Information shown:
━━━━

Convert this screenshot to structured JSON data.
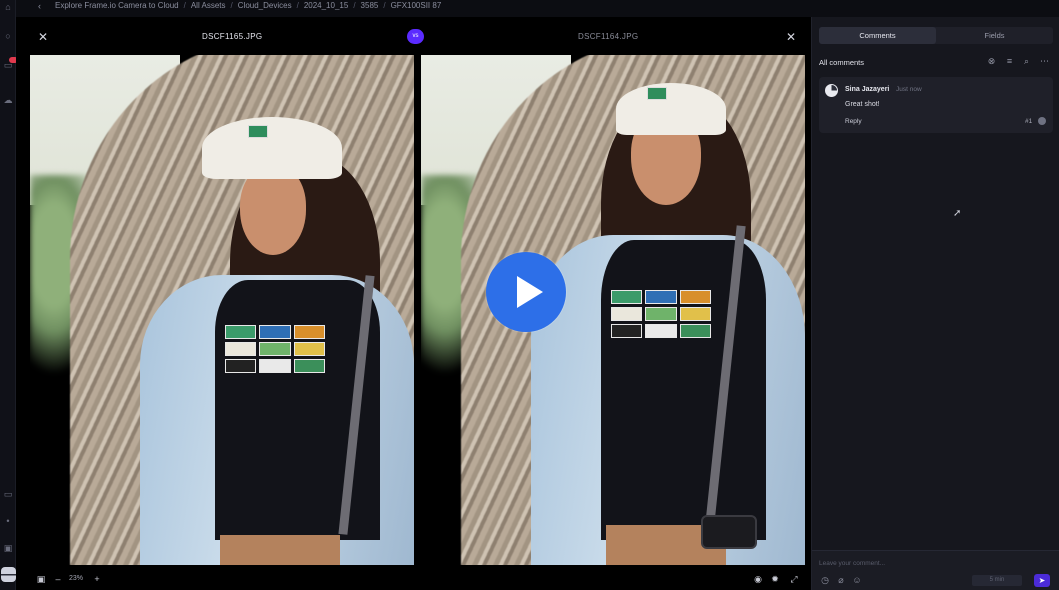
{
  "breadcrumb": {
    "items": [
      "Explore Frame.io Camera to Cloud",
      "All Assets",
      "Cloud_Devices",
      "2024_10_15",
      "3585",
      "GFX100SII 87"
    ],
    "separator": "/"
  },
  "viewer": {
    "left_filename": "DSCF1165.JPG",
    "right_filename": "DSCF1164.JPG",
    "vs_label": "vs",
    "zoom": "23%"
  },
  "panel": {
    "tabs": [
      {
        "label": "Comments",
        "active": true
      },
      {
        "label": "Fields",
        "active": false
      }
    ],
    "title": "All comments",
    "comments": [
      {
        "author": "Sina Jazayeri",
        "time": "Just now",
        "text": "Great shot!",
        "reply_label": "Reply",
        "frame": "#1"
      }
    ],
    "composer": {
      "placeholder": "Leave your comment...",
      "send_hint": "5 min"
    }
  },
  "colors": {
    "accent": "#5b2bff",
    "play": "#2d6fe8",
    "panel_bg": "#16171e"
  }
}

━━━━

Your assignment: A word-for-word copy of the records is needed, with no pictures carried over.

Written response:
Convert this screenshot to structured JSON data.
{
  "breadcrumb": {
    "items": [
      "Explore Frame.io Camera to Cloud",
      "All Assets",
      "Cloud_Devices",
      "2024_10_15",
      "3585",
      "GFX100SII 87"
    ],
    "separator": "/"
  },
  "viewer": {
    "left_filename": "DSCF1165.JPG",
    "right_filename": "DSCF1164.JPG",
    "vs_label": "vs",
    "zoom": "23%"
  },
  "panel": {
    "tabs": [
      {
        "label": "Comments",
        "active": true
      },
      {
        "label": "Fields",
        "active": false
      }
    ],
    "title": "All comments",
    "comments": [
      {
        "author": "Sina Jazayeri",
        "time": "Just now",
        "text": "Great shot!",
        "reply_label": "Reply",
        "frame": "#1"
      }
    ],
    "composer": {
      "placeholder": "Leave your comment...",
      "send_hint": "5 min"
    }
  },
  "colors": {
    "accent": "#5b2bff",
    "play": "#2d6fe8",
    "panel_bg": "#16171e"
  }
}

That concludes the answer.